* Exercise instructions *
In the data below, which lines hold "نیاز"? Copy every one.
== Records shown ==
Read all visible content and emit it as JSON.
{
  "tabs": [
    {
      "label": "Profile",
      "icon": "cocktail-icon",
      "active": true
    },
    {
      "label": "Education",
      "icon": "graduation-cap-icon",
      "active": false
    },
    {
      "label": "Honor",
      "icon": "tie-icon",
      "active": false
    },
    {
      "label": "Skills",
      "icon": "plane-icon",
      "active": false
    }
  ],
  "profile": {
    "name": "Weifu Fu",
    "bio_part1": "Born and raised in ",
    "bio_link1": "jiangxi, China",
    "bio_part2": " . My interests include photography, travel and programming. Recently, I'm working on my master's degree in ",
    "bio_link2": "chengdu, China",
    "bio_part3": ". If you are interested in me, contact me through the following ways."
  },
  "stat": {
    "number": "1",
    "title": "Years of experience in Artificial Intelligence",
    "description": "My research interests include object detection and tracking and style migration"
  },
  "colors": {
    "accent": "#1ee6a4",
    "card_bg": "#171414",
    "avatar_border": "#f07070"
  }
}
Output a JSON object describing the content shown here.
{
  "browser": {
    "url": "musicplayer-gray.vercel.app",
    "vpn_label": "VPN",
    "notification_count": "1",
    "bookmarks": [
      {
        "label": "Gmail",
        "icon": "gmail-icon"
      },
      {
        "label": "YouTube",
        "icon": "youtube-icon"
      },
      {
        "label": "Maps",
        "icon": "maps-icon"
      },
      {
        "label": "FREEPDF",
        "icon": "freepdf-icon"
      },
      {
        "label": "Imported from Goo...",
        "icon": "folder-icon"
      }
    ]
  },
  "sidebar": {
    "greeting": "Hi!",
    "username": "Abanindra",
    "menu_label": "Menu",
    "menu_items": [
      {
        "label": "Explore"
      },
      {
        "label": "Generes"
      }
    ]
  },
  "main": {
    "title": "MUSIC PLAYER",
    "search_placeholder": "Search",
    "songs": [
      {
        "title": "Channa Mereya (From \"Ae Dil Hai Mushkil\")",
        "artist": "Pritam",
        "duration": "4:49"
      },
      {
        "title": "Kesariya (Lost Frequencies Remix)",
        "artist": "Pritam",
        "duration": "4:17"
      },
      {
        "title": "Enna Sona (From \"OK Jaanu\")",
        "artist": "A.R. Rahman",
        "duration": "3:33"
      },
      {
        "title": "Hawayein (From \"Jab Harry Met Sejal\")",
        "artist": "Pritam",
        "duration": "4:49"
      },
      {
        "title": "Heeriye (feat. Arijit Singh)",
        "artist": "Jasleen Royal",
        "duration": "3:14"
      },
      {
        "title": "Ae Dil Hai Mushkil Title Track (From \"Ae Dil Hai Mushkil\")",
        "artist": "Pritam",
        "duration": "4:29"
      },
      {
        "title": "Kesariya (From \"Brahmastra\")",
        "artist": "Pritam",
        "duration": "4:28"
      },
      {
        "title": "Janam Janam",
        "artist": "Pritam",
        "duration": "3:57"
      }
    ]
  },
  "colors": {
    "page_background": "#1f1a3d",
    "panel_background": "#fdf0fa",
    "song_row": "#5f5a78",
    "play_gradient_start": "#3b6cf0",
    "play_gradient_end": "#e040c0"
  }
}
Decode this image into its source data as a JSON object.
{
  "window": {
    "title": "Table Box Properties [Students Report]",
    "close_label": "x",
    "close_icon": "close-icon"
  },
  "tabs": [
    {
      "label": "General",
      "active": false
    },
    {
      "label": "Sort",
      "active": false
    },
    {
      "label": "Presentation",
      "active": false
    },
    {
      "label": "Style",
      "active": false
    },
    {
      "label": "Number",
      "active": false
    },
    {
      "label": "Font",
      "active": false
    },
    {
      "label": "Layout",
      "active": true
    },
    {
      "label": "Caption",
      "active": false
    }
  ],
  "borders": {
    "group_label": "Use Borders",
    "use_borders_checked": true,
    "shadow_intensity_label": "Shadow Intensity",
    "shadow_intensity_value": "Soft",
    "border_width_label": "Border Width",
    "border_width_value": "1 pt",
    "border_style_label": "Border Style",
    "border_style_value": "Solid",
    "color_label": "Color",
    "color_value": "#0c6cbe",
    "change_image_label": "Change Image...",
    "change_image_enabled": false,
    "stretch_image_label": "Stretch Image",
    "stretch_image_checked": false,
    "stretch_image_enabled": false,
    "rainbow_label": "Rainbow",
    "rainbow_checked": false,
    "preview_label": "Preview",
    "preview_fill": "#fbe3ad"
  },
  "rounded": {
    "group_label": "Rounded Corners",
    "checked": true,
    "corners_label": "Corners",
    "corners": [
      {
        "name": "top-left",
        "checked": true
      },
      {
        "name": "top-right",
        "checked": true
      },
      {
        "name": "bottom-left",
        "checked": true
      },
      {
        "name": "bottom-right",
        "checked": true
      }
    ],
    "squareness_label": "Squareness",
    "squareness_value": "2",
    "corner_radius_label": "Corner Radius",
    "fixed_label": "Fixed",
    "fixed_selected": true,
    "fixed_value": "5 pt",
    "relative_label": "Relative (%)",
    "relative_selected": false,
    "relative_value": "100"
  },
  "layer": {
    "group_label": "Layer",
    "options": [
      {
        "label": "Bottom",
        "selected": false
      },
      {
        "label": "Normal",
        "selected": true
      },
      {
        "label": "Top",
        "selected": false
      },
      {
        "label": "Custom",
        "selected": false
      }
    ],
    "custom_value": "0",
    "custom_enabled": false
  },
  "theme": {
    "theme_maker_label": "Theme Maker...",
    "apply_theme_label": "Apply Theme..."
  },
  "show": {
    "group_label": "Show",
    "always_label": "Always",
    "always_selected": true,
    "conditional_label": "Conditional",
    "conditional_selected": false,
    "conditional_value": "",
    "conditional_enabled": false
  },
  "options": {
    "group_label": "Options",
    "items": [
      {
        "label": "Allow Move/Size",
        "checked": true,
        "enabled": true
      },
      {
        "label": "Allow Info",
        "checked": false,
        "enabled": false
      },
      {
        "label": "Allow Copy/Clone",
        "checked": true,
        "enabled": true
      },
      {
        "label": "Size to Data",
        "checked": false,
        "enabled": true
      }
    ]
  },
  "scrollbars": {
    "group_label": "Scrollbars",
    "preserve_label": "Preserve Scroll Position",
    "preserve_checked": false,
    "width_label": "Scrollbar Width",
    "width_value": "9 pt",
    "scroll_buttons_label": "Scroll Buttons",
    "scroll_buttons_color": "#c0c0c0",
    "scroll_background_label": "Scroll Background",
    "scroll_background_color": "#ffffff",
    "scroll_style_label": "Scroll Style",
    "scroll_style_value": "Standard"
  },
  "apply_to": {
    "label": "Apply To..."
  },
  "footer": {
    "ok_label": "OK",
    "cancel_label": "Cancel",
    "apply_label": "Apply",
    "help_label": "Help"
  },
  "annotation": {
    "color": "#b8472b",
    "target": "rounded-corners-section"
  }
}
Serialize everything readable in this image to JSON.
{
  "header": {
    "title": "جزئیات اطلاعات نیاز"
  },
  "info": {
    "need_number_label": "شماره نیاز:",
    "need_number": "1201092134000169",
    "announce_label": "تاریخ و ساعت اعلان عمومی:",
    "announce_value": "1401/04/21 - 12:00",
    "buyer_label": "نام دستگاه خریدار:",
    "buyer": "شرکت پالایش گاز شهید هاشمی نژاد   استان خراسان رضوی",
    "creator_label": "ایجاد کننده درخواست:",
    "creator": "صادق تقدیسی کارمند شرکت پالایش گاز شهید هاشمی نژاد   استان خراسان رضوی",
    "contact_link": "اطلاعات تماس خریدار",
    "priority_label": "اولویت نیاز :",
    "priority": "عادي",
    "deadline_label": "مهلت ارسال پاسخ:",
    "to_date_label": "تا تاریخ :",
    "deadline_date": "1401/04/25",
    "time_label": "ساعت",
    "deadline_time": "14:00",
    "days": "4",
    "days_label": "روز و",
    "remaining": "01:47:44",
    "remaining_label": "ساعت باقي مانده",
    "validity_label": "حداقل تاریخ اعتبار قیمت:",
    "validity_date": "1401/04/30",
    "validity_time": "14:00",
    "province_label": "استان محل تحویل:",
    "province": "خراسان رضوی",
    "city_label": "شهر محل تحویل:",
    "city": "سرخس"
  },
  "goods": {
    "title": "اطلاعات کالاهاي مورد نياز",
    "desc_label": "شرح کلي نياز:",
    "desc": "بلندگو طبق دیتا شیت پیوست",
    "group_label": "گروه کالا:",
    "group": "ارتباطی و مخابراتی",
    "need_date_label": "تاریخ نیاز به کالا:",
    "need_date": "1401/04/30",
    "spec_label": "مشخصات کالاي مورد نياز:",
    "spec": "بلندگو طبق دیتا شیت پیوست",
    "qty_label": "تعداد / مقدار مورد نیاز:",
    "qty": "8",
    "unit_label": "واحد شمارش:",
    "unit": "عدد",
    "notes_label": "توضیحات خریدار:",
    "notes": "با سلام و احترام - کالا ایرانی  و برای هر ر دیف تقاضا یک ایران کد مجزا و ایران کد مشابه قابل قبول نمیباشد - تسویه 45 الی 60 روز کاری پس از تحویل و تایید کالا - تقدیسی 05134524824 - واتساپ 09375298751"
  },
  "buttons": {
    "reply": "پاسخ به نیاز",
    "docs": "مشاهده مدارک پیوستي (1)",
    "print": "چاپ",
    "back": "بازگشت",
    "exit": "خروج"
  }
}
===
* Answer box *
    "title": "جزئیات اطلاعات نیاز"
    "need_number_label": "شماره نیاز:",
    "priority_label": "اولویت نیاز :",
    "need_date_label": "تاریخ نیاز به کالا:",
    "qty_label": "تعداد / مقدار مورد نیاز:",
    "reply": "پاسخ به نیاز",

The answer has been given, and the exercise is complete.